Excavation works on an ancient memorial rock bearing hieroglyphic engravings, believed to have remained from the Hittite Empire and be one of the few examples of its kind in Turkey, have commenced in central Kırşehir province, officials from the excavation team said Wednesday.
The rock monument, known by locals as "Malkaya", is located in the Karalar village and estimated to date back to1300s B.C. Rescue excavations on and around the rock were launched after the ancient monument was partly damaged by treasure hunters with dynamites.
Elif Baştürk from the Archeology Department of Kırşehir Ahi Evran University, who is the scientific adviser to the excavation team, told reporters that the rock was initially discovered by German scientist Helmuth Theodor Bossert in the 1950s but became more widely known in the science world with works published in the following years
Baştürk said that the hieroglyphic engravings covered almost every side of the rock, while the longest inscription was located on the northern face.
"There are fractures and decayed areas.
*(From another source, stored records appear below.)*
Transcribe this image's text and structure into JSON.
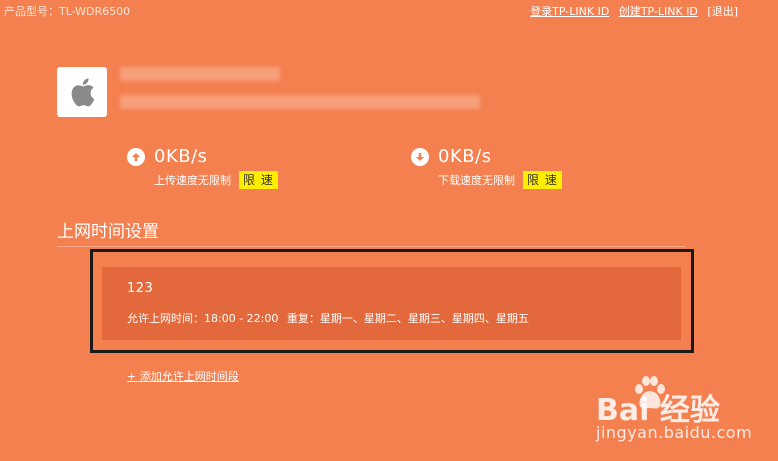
{
  "header": {
    "product_model": "产品型号：TL-WDR6500",
    "login": "登录TP-LINK ID",
    "create": "创建TP-LINK ID",
    "logout": "[退出]"
  },
  "device": {
    "icon": "apple-icon"
  },
  "upload": {
    "value": "0KB/s",
    "status": "上传速度无限制",
    "limit_label": "限 速",
    "icon": "arrow-up-icon"
  },
  "download": {
    "value": "0KB/s",
    "status": "下载速度无限制",
    "limit_label": "限 速",
    "icon": "arrow-down-icon"
  },
  "section": {
    "title": "上网时间设置"
  },
  "schedule": {
    "name": "123",
    "time_label": "允许上网时间：18:00 - 22:00",
    "repeat_label": "重复：星期一、星期二、星期三、星期四、星期五"
  },
  "add_link": "+ 添加允许上网时间段",
  "watermark": {
    "main": "Bai  经验",
    "sub": "jingyan.baidu.com"
  },
  "colors": {
    "background": "#f47f4f",
    "card": "#e3693d",
    "limit_button": "#ffee00",
    "frame": "#1a1a1a"
  }
}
Since it is also covered with thorny plants, not all hieroglyphic writings are visible," she said.
Baştürk noted that most probably a prince and a princess were mentioned on the rock, but it was not clear.
Baştürk said there were some sources claiming that the monument depicted a hunt by the Hittite dynasty while some others thought it reflected a religious ritual.
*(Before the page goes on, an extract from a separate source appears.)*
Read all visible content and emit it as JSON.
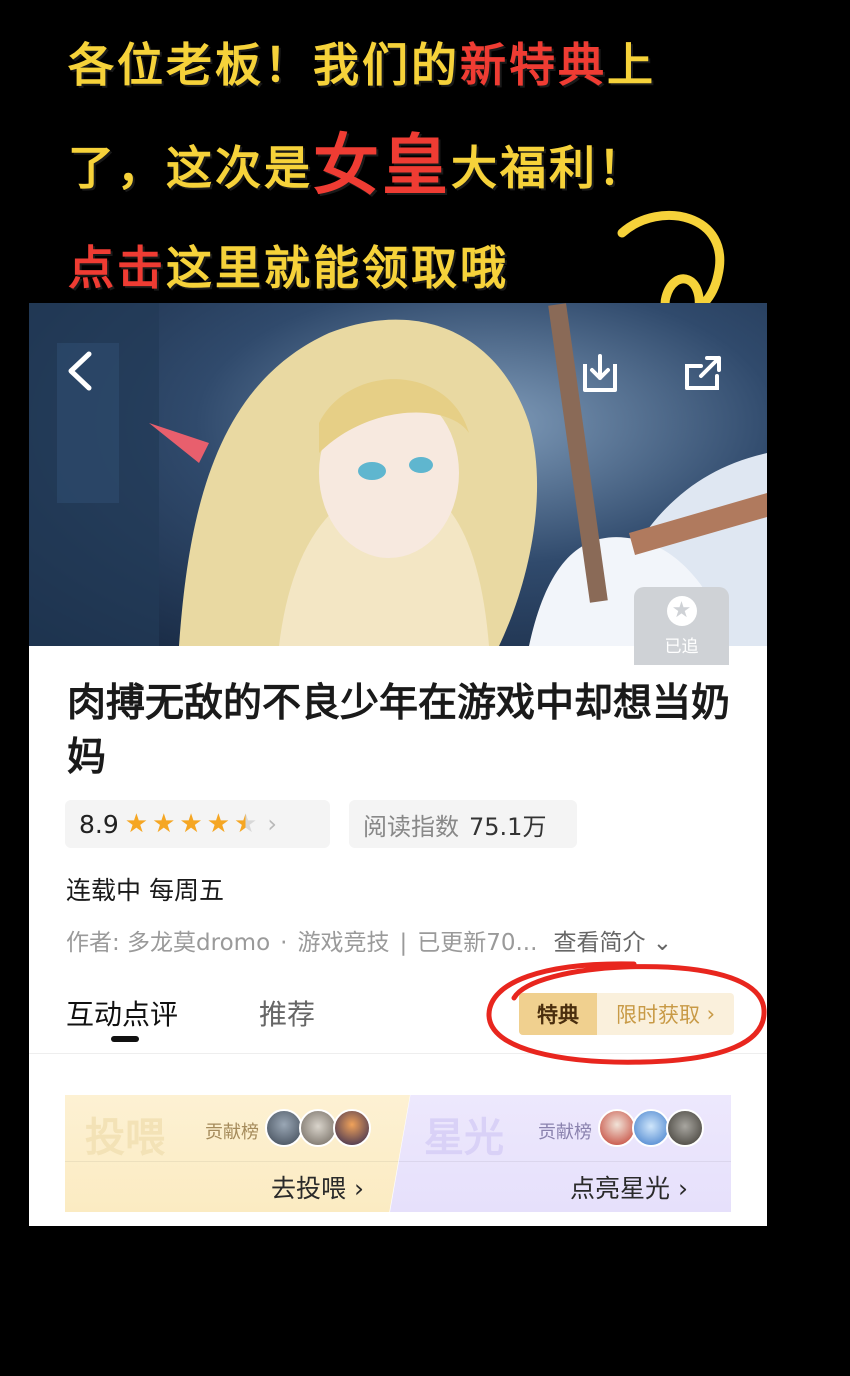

"It could be linked to a religious ritual if we consider the surrounding architectural remains," Baştürk said, adding "if there are other architectural relics connected to it or around it, then we could talk about it being a religious structure."
The excavations on the ancient monument are planned to be completed in 20 days.